(RECORDS FOR THE EXERCISE begins)

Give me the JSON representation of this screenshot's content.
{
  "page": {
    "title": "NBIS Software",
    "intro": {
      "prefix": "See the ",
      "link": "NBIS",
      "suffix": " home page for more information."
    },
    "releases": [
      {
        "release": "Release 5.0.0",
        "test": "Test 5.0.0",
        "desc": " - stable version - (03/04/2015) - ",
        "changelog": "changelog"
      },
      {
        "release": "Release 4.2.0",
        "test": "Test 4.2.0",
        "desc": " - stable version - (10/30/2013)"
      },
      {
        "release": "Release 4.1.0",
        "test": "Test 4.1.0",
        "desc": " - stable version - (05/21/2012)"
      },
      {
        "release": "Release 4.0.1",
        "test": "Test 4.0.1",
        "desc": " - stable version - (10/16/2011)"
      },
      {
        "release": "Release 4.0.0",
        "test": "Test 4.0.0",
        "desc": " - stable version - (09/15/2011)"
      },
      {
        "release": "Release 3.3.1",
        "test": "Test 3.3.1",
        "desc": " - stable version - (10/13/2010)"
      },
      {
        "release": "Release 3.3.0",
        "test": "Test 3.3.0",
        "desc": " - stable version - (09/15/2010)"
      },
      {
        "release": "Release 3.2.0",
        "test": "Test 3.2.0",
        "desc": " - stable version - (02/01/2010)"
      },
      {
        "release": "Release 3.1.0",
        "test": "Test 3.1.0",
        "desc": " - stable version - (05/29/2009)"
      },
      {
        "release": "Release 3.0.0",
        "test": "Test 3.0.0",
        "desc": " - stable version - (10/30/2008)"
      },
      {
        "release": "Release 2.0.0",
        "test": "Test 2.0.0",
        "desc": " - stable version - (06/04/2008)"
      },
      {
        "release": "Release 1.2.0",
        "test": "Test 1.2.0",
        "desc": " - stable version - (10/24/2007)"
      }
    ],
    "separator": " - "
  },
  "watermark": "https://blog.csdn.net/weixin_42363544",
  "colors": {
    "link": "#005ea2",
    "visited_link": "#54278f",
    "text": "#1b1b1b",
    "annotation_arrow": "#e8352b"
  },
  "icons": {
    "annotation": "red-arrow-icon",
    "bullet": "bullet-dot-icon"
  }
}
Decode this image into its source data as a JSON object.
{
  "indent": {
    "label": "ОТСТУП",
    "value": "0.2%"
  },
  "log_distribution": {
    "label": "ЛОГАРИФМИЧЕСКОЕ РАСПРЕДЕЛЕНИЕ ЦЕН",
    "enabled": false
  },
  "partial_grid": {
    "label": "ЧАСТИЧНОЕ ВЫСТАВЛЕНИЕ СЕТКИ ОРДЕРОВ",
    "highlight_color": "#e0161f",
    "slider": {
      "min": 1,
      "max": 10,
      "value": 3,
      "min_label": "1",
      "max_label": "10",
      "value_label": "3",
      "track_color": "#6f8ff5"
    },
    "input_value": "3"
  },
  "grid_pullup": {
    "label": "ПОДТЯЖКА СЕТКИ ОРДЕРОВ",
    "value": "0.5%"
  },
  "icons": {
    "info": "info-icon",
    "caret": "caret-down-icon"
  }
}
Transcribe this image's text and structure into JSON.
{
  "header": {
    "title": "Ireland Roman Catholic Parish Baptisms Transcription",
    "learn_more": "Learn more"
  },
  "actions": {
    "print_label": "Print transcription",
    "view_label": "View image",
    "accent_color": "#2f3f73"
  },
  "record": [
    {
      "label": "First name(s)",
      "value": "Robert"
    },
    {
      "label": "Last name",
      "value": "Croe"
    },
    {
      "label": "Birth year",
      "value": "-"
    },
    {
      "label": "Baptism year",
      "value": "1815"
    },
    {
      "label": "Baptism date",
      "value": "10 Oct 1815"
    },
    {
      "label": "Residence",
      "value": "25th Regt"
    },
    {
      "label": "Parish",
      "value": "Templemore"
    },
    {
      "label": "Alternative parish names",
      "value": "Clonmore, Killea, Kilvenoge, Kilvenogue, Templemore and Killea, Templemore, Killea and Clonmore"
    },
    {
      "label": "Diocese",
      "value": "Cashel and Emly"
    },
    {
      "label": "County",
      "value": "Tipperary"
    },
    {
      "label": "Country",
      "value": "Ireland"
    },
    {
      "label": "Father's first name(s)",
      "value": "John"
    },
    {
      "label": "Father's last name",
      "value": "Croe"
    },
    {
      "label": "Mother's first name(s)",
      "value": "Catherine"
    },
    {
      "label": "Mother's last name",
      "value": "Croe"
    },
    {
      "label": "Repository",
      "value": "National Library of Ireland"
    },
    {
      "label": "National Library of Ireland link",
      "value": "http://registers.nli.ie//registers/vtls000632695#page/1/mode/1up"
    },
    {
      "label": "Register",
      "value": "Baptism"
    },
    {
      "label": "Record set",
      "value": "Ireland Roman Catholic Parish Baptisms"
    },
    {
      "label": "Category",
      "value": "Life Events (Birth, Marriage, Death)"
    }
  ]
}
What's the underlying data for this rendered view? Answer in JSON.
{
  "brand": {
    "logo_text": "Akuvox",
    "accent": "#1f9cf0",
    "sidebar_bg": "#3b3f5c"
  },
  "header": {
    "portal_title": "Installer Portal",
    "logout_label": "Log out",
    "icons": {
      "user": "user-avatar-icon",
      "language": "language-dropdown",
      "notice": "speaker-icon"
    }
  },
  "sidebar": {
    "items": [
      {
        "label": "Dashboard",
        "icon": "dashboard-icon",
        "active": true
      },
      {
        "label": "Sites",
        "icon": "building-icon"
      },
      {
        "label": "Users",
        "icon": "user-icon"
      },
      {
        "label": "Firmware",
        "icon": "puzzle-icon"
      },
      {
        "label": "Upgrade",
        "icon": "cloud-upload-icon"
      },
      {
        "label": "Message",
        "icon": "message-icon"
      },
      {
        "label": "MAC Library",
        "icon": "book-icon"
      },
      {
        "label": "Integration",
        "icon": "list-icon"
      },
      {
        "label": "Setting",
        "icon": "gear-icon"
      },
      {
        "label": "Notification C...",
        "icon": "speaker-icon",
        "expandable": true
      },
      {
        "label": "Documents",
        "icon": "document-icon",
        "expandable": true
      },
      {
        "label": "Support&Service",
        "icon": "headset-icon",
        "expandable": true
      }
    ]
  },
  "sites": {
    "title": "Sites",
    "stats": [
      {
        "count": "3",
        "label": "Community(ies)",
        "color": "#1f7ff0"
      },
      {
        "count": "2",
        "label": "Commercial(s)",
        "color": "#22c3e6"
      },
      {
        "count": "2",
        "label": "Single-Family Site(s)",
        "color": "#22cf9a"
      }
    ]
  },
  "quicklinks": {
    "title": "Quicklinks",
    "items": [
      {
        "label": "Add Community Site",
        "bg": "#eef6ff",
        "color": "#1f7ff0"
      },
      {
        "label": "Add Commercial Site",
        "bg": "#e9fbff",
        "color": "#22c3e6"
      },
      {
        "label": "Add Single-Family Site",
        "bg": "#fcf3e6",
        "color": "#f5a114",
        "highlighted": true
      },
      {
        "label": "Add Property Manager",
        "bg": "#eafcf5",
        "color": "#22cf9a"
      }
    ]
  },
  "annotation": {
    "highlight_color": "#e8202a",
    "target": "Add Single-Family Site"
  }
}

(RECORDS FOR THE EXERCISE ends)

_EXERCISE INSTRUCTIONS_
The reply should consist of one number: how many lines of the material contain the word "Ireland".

_OUTPUT OF THE TASK_
5